Please return all lines in the listing holding the word "Moltiplicatore".

GIVEN ENTRIES: Begin

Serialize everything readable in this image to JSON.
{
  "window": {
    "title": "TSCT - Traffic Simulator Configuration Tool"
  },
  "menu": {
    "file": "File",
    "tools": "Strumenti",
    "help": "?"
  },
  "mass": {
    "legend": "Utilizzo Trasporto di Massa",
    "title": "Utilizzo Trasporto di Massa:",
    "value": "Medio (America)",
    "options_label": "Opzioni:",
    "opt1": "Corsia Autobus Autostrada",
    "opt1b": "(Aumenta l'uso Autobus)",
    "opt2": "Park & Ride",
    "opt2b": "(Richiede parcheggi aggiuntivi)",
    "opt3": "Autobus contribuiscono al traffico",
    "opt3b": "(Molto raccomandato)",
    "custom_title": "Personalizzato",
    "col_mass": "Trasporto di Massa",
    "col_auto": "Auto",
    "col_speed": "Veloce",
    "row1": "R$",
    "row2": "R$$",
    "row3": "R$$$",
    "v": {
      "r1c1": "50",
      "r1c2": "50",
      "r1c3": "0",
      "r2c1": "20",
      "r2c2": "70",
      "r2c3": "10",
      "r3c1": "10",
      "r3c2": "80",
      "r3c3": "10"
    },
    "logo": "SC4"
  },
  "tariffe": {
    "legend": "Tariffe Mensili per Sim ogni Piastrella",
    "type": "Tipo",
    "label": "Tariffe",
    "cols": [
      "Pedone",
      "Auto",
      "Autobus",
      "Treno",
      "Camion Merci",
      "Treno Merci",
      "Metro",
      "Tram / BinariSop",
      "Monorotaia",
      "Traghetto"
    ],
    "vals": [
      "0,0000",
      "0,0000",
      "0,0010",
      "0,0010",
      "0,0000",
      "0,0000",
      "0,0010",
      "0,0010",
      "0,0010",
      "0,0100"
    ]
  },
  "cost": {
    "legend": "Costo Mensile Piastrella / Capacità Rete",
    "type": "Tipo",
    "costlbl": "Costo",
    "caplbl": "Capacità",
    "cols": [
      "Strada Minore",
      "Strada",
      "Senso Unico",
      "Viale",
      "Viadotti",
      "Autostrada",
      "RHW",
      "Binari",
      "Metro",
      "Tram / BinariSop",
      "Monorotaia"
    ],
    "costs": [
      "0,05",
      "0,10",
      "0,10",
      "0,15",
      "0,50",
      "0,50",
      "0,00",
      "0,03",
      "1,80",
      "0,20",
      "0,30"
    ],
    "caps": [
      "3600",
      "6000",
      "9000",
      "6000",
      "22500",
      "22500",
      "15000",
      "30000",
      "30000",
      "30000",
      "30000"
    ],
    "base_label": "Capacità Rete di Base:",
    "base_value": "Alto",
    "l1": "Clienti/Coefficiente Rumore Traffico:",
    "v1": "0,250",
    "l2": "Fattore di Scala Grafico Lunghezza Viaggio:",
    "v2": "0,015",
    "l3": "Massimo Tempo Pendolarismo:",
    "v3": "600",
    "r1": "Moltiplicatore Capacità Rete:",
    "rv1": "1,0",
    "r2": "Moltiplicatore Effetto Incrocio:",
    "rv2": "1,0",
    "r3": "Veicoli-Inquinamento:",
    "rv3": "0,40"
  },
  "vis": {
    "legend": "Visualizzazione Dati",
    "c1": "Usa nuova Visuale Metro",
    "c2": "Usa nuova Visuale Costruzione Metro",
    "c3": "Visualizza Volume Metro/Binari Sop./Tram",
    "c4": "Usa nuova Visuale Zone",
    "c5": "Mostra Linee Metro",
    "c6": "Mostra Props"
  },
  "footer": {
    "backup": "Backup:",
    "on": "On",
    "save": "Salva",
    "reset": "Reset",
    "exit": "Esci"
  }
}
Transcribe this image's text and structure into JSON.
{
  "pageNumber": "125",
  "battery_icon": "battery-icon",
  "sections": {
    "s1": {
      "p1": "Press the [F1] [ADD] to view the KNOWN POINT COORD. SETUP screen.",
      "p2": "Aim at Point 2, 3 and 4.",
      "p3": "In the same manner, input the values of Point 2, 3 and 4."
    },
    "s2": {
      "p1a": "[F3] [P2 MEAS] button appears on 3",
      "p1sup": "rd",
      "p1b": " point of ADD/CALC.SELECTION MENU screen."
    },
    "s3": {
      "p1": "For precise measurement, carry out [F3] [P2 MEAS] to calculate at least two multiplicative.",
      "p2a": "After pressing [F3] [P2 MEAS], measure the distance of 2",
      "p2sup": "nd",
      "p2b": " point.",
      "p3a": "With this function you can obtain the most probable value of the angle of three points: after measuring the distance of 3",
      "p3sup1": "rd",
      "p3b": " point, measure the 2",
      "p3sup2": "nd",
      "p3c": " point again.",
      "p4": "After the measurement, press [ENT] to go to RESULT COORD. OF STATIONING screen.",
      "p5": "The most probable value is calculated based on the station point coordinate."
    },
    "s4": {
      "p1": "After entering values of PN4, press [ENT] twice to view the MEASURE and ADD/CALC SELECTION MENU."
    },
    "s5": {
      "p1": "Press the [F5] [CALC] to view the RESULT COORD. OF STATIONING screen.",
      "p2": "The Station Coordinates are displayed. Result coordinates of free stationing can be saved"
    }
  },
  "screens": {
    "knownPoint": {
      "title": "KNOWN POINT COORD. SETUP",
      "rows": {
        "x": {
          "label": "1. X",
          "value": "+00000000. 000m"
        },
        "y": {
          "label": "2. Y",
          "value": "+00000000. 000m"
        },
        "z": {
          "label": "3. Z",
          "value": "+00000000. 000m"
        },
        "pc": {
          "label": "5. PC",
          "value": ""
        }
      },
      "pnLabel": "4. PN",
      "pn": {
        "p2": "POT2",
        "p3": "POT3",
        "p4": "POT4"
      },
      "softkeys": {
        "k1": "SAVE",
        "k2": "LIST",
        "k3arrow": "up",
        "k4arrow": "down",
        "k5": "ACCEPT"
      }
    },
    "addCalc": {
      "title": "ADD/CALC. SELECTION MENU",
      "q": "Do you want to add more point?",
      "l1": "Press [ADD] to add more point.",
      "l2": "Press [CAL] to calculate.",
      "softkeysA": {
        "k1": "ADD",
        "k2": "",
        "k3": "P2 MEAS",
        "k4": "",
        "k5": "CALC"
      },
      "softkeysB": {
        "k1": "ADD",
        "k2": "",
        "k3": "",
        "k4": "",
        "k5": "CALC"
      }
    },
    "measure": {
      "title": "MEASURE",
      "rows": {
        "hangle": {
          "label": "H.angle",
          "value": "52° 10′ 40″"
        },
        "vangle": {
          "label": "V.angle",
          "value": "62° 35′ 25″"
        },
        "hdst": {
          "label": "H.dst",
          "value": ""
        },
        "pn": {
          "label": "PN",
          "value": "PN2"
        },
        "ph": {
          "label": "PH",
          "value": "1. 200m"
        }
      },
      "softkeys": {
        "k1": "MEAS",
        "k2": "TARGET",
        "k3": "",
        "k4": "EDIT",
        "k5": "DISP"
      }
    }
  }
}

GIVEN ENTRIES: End

# RESULT OF THE EXERCISE
    "r1": "Moltiplicatore Capacità Rete:",
    "r2": "Moltiplicatore Effetto Incrocio:",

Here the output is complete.